Would you write the data out once more, exactly as it is?

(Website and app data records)
● ● ● ●
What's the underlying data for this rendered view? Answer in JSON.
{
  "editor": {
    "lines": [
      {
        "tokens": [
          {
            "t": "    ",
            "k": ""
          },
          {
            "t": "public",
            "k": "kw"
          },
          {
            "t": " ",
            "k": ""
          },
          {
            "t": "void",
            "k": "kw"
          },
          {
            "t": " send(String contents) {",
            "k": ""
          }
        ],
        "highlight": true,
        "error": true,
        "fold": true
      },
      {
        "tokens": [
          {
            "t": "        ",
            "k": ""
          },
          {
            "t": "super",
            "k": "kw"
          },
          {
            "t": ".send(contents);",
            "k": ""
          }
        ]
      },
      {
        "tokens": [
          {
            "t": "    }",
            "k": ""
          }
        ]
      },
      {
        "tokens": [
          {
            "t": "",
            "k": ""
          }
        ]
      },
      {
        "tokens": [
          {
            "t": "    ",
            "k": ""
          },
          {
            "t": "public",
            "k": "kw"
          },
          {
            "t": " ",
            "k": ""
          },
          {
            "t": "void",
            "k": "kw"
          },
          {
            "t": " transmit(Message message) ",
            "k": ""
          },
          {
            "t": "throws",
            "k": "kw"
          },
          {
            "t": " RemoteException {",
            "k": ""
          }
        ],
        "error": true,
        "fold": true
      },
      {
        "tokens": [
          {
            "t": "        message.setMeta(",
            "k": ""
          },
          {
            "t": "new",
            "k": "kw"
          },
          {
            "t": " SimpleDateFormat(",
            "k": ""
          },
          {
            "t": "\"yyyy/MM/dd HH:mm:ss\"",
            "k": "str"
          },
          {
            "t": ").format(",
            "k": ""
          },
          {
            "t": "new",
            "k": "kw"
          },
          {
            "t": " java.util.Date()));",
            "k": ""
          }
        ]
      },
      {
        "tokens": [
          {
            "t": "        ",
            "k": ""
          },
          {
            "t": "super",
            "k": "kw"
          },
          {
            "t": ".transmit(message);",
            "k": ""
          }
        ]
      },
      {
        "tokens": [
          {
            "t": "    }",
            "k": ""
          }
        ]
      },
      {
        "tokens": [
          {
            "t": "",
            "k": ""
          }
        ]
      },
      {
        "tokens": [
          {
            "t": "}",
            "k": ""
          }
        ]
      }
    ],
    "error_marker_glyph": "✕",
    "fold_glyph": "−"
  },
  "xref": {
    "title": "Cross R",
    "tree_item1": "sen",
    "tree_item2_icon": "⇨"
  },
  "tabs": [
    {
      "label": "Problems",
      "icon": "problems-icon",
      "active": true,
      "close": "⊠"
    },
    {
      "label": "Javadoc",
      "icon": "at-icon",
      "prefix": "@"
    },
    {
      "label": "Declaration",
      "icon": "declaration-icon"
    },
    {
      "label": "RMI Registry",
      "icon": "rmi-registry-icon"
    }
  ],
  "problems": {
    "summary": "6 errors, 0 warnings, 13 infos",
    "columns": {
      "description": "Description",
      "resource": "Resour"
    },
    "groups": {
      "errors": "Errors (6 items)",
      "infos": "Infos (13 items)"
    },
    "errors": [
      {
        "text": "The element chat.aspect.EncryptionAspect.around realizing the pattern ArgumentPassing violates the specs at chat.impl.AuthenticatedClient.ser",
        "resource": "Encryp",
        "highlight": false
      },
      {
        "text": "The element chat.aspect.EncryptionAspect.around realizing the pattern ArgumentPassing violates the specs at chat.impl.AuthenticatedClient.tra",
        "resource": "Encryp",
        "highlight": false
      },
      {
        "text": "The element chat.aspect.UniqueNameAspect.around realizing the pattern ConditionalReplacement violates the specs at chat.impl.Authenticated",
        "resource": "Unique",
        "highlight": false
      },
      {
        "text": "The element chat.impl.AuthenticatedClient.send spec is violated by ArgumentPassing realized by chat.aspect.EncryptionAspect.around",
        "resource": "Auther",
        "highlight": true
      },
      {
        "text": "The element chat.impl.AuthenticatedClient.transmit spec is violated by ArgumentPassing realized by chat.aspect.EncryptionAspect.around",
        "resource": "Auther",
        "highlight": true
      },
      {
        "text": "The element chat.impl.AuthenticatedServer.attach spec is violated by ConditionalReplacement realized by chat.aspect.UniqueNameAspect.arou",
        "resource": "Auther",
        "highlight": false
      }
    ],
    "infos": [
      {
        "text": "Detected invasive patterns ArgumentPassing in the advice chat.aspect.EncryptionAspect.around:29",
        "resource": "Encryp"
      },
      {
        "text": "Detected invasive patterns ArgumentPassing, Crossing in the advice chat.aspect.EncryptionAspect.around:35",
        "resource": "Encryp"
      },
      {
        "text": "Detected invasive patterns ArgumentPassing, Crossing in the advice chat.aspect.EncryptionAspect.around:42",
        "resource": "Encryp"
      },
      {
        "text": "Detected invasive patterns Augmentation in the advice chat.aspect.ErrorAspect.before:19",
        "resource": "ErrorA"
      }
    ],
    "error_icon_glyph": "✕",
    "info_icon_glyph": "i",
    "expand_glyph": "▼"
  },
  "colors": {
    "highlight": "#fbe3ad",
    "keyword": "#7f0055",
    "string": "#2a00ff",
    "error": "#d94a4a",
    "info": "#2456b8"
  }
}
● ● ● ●
=== Output of the exercise ===
What's the underlying data for this rendered view? Answer in JSON.
{
  "editor": {
    "lines": [
      {
        "tokens": [
          {
            "t": "    ",
            "k": ""
          },
          {
            "t": "public",
            "k": "kw"
          },
          {
            "t": " ",
            "k": ""
          },
          {
            "t": "void",
            "k": "kw"
          },
          {
            "t": " send(String contents) {",
            "k": ""
          }
        ],
        "highlight": true,
        "error": true,
        "fold": true
      },
      {
        "tokens": [
          {
            "t": "        ",
            "k": ""
          },
          {
            "t": "super",
            "k": "kw"
          },
          {
            "t": ".send(contents);",
            "k": ""
          }
        ]
      },
      {
        "tokens": [
          {
            "t": "    }",
            "k": ""
          }
        ]
      },
      {
        "tokens": [
          {
            "t": "",
            "k": ""
          }
        ]
      },
      {
        "tokens": [
          {
            "t": "    ",
            "k": ""
          },
          {
            "t": "public",
            "k": "kw"
          },
          {
            "t": " ",
            "k": ""
          },
          {
            "t": "void",
            "k": "kw"
          },
          {
            "t": " transmit(Message message) ",
            "k": ""
          },
          {
            "t": "throws",
            "k": "kw"
          },
          {
            "t": " RemoteException {",
            "k": ""
          }
        ],
        "error": true,
        "fold": true
      },
      {
        "tokens": [
          {
            "t": "        message.setMeta(",
            "k": ""
          },
          {
            "t": "new",
            "k": "kw"
          },
          {
            "t": " SimpleDateFormat(",
            "k": ""
          },
          {
            "t": "\"yyyy/MM/dd HH:mm:ss\"",
            "k": "str"
          },
          {
            "t": ").format(",
            "k": ""
          },
          {
            "t": "new",
            "k": "kw"
          },
          {
            "t": " java.util.Date()));",
            "k": ""
          }
        ]
      },
      {
        "tokens": [
          {
            "t": "        ",
            "k": ""
          },
          {
            "t": "super",
            "k": "kw"
          },
          {
            "t": ".transmit(message);",
            "k": ""
          }
        ]
      },
      {
        "tokens": [
          {
            "t": "    }",
            "k": ""
          }
        ]
      },
      {
        "tokens": [
          {
            "t": "",
            "k": ""
          }
        ]
      },
      {
        "tokens": [
          {
            "t": "}",
            "k": ""
          }
        ]
      }
    ],
    "error_marker_glyph": "✕",
    "fold_glyph": "−"
  },
  "xref": {
    "title": "Cross R",
    "tree_item1": "sen",
    "tree_item2_icon": "⇨"
  },
  "tabs": [
    {
      "label": "Problems",
      "icon": "problems-icon",
      "active": true,
      "close": "⊠"
    },
    {
      "label": "Javadoc",
      "icon": "at-icon",
      "prefix": "@"
    },
    {
      "label": "Declaration",
      "icon": "declaration-icon"
    },
    {
      "label": "RMI Registry",
      "icon": "rmi-registry-icon"
    }
  ],
  "problems": {
    "summary": "6 errors, 0 warnings, 13 infos",
    "columns": {
      "description": "Description",
      "resource": "Resour"
    },
    "groups": {
      "errors": "Errors (6 items)",
      "infos": "Infos (13 items)"
    },
    "errors": [
      {
        "text": "The element chat.aspect.EncryptionAspect.around realizing the pattern ArgumentPassing violates the specs at chat.impl.AuthenticatedClient.ser",
        "resource": "Encryp",
        "highlight": false
      },
      {
        "text": "The element chat.aspect.EncryptionAspect.around realizing the pattern ArgumentPassing violates the specs at chat.impl.AuthenticatedClient.tra",
        "resource": "Encryp",
        "highlight": false
      },
      {
        "text": "The element chat.aspect.UniqueNameAspect.around realizing the pattern ConditionalReplacement violates the specs at chat.impl.Authenticated",
        "resource": "Unique",
        "highlight": false
      },
      {
        "text": "The element chat.impl.AuthenticatedClient.send spec is violated by ArgumentPassing realized by chat.aspect.EncryptionAspect.around",
        "resource": "Auther",
        "highlight": true
      },
      {
        "text": "The element chat.impl.AuthenticatedClient.transmit spec is violated by ArgumentPassing realized by chat.aspect.EncryptionAspect.around",
        "resource": "Auther",
        "highlight": true
      },
      {
        "text": "The element chat.impl.AuthenticatedServer.attach spec is violated by ConditionalReplacement realized by chat.aspect.UniqueNameAspect.arou",
        "resource": "Auther",
        "highlight": false
      }
    ],
    "infos": [
      {
        "text": "Detected invasive patterns ArgumentPassing in the advice chat.aspect.EncryptionAspect.around:29",
        "resource": "Encryp"
      },
      {
        "text": "Detected invasive patterns ArgumentPassing, Crossing in the advice chat.aspect.EncryptionAspect.around:35",
        "resource": "Encryp"
      },
      {
        "text": "Detected invasive patterns ArgumentPassing, Crossing in the advice chat.aspect.EncryptionAspect.around:42",
        "resource": "Encryp"
      },
      {
        "text": "Detected invasive patterns Augmentation in the advice chat.aspect.ErrorAspect.before:19",
        "resource": "ErrorA"
      }
    ],
    "error_icon_glyph": "✕",
    "info_icon_glyph": "i",
    "expand_glyph": "▼"
  },
  "colors": {
    "highlight": "#fbe3ad",
    "keyword": "#7f0055",
    "string": "#2a00ff",
    "error": "#d94a4a",
    "info": "#2456b8"
  }
}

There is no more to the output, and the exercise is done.